(App and web page records)

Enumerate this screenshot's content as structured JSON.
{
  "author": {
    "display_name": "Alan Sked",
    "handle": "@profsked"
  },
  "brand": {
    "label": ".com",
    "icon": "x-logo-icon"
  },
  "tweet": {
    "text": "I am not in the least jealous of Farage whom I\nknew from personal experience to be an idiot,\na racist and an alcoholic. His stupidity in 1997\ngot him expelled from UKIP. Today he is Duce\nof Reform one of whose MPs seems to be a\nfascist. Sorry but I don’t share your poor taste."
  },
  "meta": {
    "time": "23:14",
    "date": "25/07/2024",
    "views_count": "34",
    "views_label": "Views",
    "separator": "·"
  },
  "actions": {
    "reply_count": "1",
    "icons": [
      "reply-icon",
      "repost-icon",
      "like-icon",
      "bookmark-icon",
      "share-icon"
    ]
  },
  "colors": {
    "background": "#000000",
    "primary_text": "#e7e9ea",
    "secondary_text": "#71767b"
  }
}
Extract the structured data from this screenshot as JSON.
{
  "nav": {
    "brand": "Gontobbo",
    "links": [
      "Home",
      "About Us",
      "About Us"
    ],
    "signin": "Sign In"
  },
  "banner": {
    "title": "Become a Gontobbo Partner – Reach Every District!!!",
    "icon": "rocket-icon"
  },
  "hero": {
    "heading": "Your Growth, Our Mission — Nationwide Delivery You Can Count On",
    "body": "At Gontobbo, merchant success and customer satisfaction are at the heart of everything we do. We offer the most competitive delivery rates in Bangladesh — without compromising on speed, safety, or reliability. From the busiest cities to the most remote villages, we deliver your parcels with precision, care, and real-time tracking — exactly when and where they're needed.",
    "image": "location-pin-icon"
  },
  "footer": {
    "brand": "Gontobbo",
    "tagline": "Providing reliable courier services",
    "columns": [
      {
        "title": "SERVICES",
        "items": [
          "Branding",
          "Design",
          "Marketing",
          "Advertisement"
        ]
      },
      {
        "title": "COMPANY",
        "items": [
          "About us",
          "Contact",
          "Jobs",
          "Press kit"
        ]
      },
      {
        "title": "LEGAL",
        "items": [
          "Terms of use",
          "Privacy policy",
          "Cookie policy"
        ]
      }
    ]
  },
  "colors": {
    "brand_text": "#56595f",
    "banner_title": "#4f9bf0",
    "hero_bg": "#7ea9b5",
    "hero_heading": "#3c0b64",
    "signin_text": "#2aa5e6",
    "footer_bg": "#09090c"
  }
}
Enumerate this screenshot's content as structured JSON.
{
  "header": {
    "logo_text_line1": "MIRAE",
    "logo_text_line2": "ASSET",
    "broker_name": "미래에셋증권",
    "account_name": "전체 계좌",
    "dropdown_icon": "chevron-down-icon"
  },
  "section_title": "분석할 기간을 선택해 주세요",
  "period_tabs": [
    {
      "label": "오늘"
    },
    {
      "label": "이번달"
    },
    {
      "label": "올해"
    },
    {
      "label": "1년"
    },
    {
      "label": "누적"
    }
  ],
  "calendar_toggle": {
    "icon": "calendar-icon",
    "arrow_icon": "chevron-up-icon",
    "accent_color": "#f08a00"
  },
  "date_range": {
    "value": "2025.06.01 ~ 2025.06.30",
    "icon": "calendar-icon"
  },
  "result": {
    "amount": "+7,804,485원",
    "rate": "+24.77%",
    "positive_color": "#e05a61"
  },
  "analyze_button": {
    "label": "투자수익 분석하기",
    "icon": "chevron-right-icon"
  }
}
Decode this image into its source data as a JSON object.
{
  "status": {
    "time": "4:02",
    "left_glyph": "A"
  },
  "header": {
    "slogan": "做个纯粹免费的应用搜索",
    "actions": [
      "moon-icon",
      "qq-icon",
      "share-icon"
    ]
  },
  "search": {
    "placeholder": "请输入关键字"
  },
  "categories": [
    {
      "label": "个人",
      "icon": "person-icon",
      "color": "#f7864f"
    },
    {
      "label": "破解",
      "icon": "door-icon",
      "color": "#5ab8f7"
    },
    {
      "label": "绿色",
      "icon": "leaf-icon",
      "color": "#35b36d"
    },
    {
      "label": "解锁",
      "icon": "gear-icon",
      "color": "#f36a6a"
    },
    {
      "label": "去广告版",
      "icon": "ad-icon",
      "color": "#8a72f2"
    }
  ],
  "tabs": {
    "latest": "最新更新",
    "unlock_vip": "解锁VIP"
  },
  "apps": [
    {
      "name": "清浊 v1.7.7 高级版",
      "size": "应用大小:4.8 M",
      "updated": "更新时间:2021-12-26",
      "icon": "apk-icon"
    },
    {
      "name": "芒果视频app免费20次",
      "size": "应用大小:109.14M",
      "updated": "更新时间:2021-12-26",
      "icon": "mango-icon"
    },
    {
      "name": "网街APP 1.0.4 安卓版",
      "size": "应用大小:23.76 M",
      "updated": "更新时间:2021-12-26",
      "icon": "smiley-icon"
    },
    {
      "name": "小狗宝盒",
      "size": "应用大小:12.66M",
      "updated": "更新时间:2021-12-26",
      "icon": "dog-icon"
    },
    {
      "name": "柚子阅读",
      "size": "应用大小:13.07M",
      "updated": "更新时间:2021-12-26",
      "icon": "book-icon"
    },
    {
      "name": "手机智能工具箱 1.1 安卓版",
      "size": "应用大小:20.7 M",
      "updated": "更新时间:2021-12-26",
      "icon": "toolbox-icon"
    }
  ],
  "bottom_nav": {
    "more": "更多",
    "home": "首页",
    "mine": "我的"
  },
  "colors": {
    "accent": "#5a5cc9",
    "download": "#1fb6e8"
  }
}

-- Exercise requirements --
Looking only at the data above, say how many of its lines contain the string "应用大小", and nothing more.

-- Task solution --
6